Rilla: Well?

Edie: I’m willing to try it. Anything to get this monstrosity out of our head.

Rilla: Thank you, Edie.

Edie: And when we’re done, who knows? Maybe you’ll want to publish it anyway, and…

Rilla: No. Edie.

Edie: I don’t see why. Can’t you just think about that an itsy-bitsy bit?

Rilla: No. We write The Zorce Collection, and it’s done. That will free us to work on (whispers name of fully-written children’s story draft).

Edie: Ah. Yes, that’s been dangling there for some time.

Rilla: Are we agreed?

Edie: We never agree, but I will concede with this one set of stories–which is all I’m giving you!

Rilla: Good enough.

“Get off the Internet” Challenge

Last week’s short story, Disconnected, was prompted by a little experiment here at home. I promise; we were not plugging our brains into any USB ports.

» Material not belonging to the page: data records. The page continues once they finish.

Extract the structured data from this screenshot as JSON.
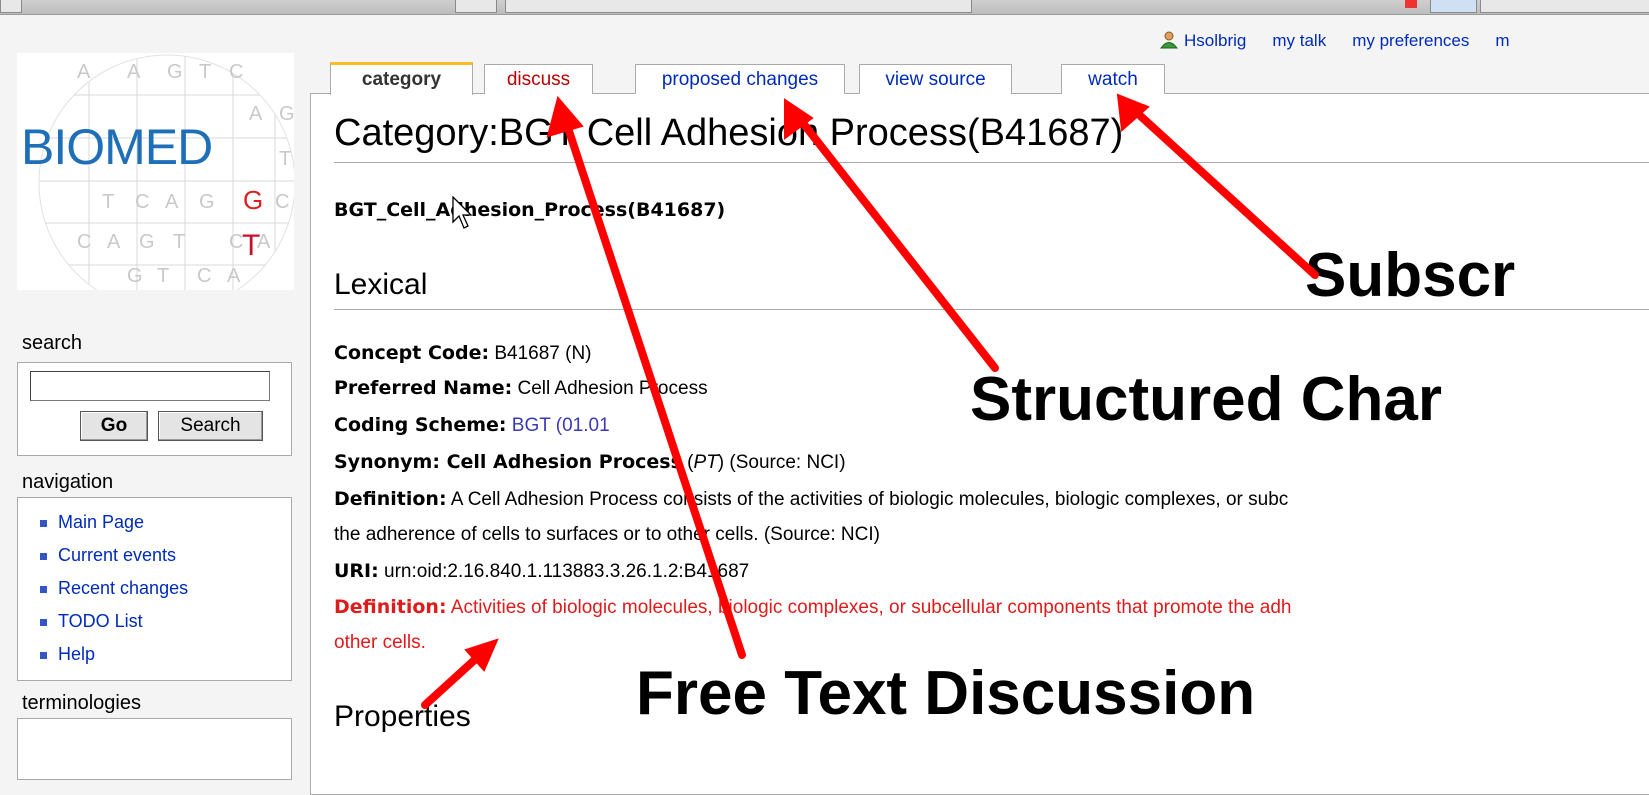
{
  "personal_bar": {
    "username": "Hsolbrig",
    "my_talk": "my talk",
    "my_preferences": "my preferences",
    "my_more": "m"
  },
  "logo": {
    "text": "BIOMED",
    "sub_g": "G",
    "sub_t": "T"
  },
  "sidebar": {
    "search": {
      "title": "search",
      "input_value": "",
      "go_label": "Go",
      "search_label": "Search"
    },
    "navigation": {
      "title": "navigation",
      "items": [
        {
          "label": "Main Page"
        },
        {
          "label": "Current events"
        },
        {
          "label": "Recent changes"
        },
        {
          "label": "TODO List"
        },
        {
          "label": "Help"
        }
      ]
    },
    "terminologies": {
      "title": "terminologies"
    }
  },
  "tabs": [
    {
      "label": "category"
    },
    {
      "label": "discuss"
    },
    {
      "label": "proposed changes"
    },
    {
      "label": "view source"
    },
    {
      "label": "watch"
    }
  ],
  "page": {
    "title": "Category:BGT Cell Adhesion Process(B41687)",
    "concept_heading": "BGT_Cell_Adhesion_Process(B41687)",
    "lexical_heading": "Lexical",
    "concept_code_label": "Concept Code:",
    "concept_code_value": "B41687 (N)",
    "preferred_name_label": "Preferred Name:",
    "preferred_name_value": "Cell Adhesion Process",
    "coding_scheme_label": "Coding Scheme:",
    "coding_scheme_link": "BGT",
    "coding_scheme_version": "(01.01",
    "synonym_label": "Synonym: Cell Adhesion Process",
    "synonym_type": "PT",
    "synonym_source": "(Source: NCI)",
    "definition_label": "Definition:",
    "definition_line1": "A Cell Adhesion Process consists of the activities of biologic molecules, biologic complexes, or subc",
    "definition_line2": "the adherence of cells to surfaces or to other cells. (Source: NCI)",
    "uri_label": "URI:",
    "uri_value": "urn:oid:2.16.840.1.113883.3.26.1.2:B41687",
    "definition2_label": "Definition:",
    "definition2_line1": "Activities of biologic molecules, biologic complexes, or subcellular components that promote the adh",
    "definition2_line2": "other cells.",
    "properties_heading": "Properties"
  },
  "annotations": {
    "subscribe": "Subscr",
    "structured_changes": "Structured Char",
    "free_text_discussion": "Free Text Discussion"
  },
  "colors": {
    "link": "#002bb8",
    "new_link": "#ba0000",
    "selected_tab_top": "#fabd23",
    "arrow": "#ff0000",
    "logo_blue": "#1e6fb7"
  }
}
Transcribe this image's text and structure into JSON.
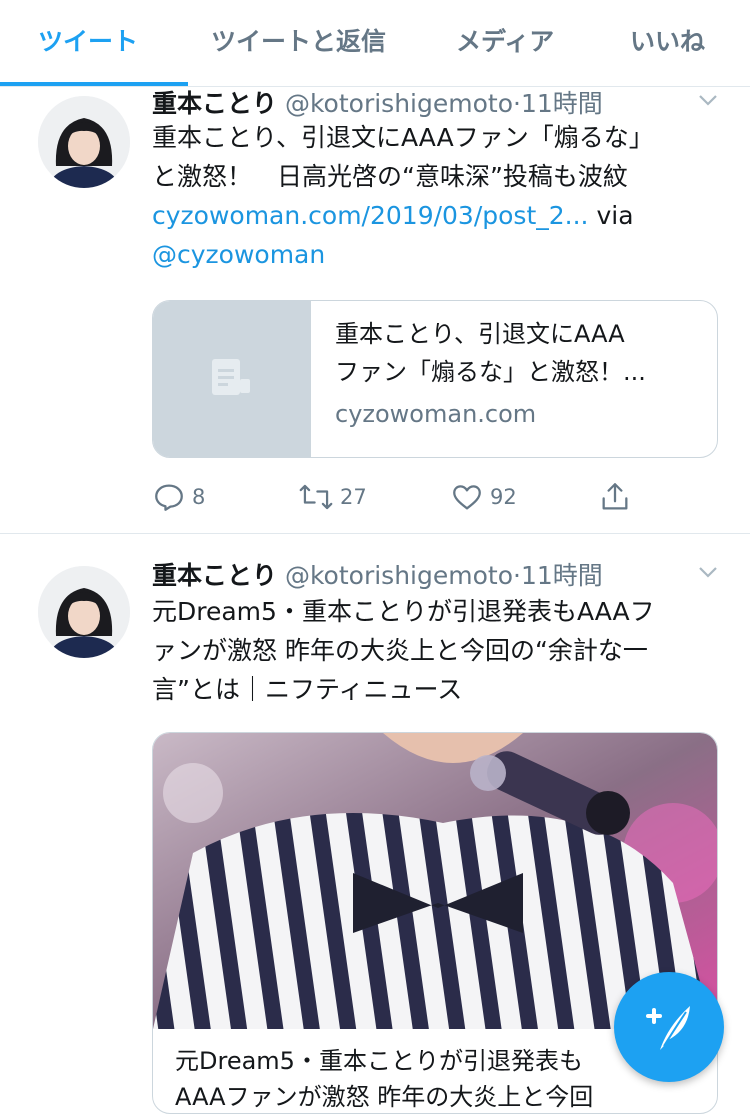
{
  "tabs": [
    {
      "label": "ツイート",
      "active": true
    },
    {
      "label": "ツイートと返信",
      "active": false
    },
    {
      "label": "メディア",
      "active": false
    },
    {
      "label": "いいね",
      "active": false
    }
  ],
  "tweets": [
    {
      "name": "重本ことり",
      "handle": "@kotorishigemoto",
      "dot": "·",
      "time": "11時間",
      "text_line1": "重本ことり、引退文にAAAファン「煽るな」",
      "text_line2": "と激怒！　日高光啓の“意味深”投稿も波紋",
      "link": "cyzowoman.com/2019/03/post_2...",
      "via": " via",
      "mention": "@cyzowoman",
      "card": {
        "title_line1": "重本ことり、引退文にAAA",
        "title_line2": "ファン「煽るな」と激怒！...",
        "domain": "cyzowoman.com"
      },
      "actions": {
        "replies": "8",
        "retweets": "27",
        "likes": "92"
      }
    },
    {
      "name": "重本ことり",
      "handle": "@kotorishigemoto",
      "dot": "·",
      "time": "11時間",
      "text_line1": "元Dream5・重本ことりが引退発表もAAAフ",
      "text_line2": "ァンが激怒 昨年の大炎上と今回の“余計な一",
      "text_line3": "言”とは｜ニフティニュース",
      "card": {
        "title_line1": "元Dream5・重本ことりが引退発表も",
        "title_line2": "AAAファンが激怒 昨年の大炎上と今回"
      }
    }
  ],
  "colors": {
    "accent": "#1da1f2",
    "link": "#1b95e0",
    "muted": "#657786"
  }
}
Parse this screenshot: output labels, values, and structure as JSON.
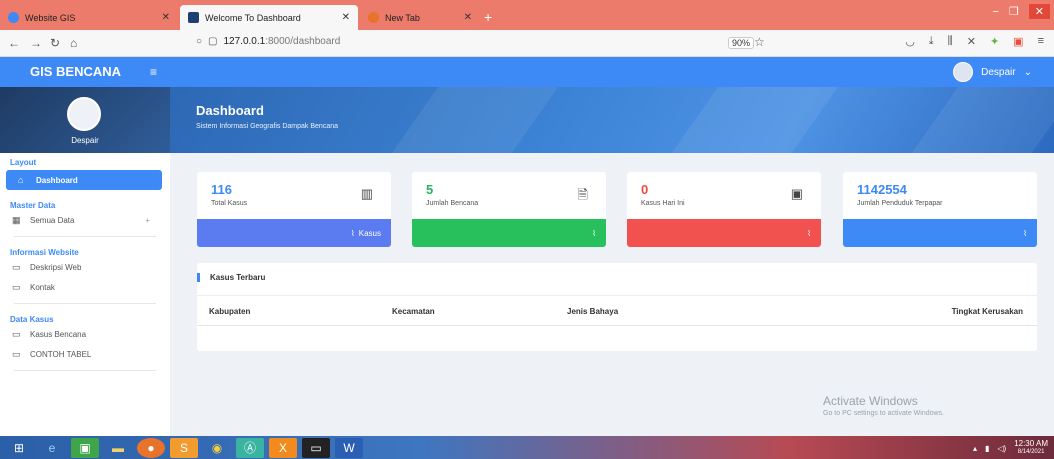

The challenge for our family for five days was to get off the Internet.

We rely heavily on the Internet to work and communicate, so the goal we set was to get off distracting media, like Youtube videos, tv shows, movies, and game apps. Even social media was not to be used for scrolling through posts—there had to be direct communication going on. (One concession was made: music could be listened to while work was happening.)

That first afternoon, I learned how much I rely on a screen while I’m eating. I usually eat lunch well after lunch because I get carried away with my work in the mornings. That quick bite is usually my time to catch up with Facebook and Youtube subscriptions. When I sat down to my sandwich, I felt the lack of a distraction. I was unentertained.

The withdrawal from watching shows or movies wasn’t as hard on me as it was on the kids. They were used to watching videos about cats scared by cucumbers and videos about making chewing and eating sounds to see if the listeners found it calming. They didn’t even have the videos of people commenting about the videos with the chewing sounds. Riveting, I know, but they had a hard time prying themselves away from the video-watching.

There was a great amount of unrest in the family atmosphere for those few days. I found it enlightening. Basically, because we didn’t have a device to flee to when a small conflict surfaced, the conflict became an actual annoyance. Fortunately, the conflict was then resolved sooner. No one could escape into their video-watching hidey holes to forget about it until the next confrontation.

The best thing that came out of our few days was sitting down together and talking. We played more board games and made more jokes and got in more arguments. It was great fun! And without the screens, we talked more at meal times. Interestingly, we didn’t eat at the table; we ate in the living room, where the seats are more comfortable. So, picture us in the living room not watching TV. Can you picture us? We’re sitting on the comfy, cushiony chairs, and we’re talking and eating. Novel, right? I think I understand why the Romans ate their meals reclining on couches. Seriously, has no one noticed that dining room furniture, in general, is not that inviting? Why do we make our eating room so stiff when eating is a pleasant activity and should be surrounded by all kinds of pleasing things in keeping with its… pleasantness? We also have our Bible study in the living room, so it became an easy transition from eating to reading together.

All in all, I think it was a great challenge. I stopped mulling over how I could effectively fix other people’s problems online and stopped caring how many plates I could fill on Diner Dash to move up to serving shrimp tempura. Instead, I became, naturally, more aware of doing nothing. I found myself breathing deeply and relaxing and just being. Doing nothing meant I had time to connect with me, which is so important, and which I tend to forget to do when my nose is stuck to a screen.

I hope you, too, will think about how you can spend your day being a little more connected—to yourself and to the people living right beside you. What do you like to do to keep connected?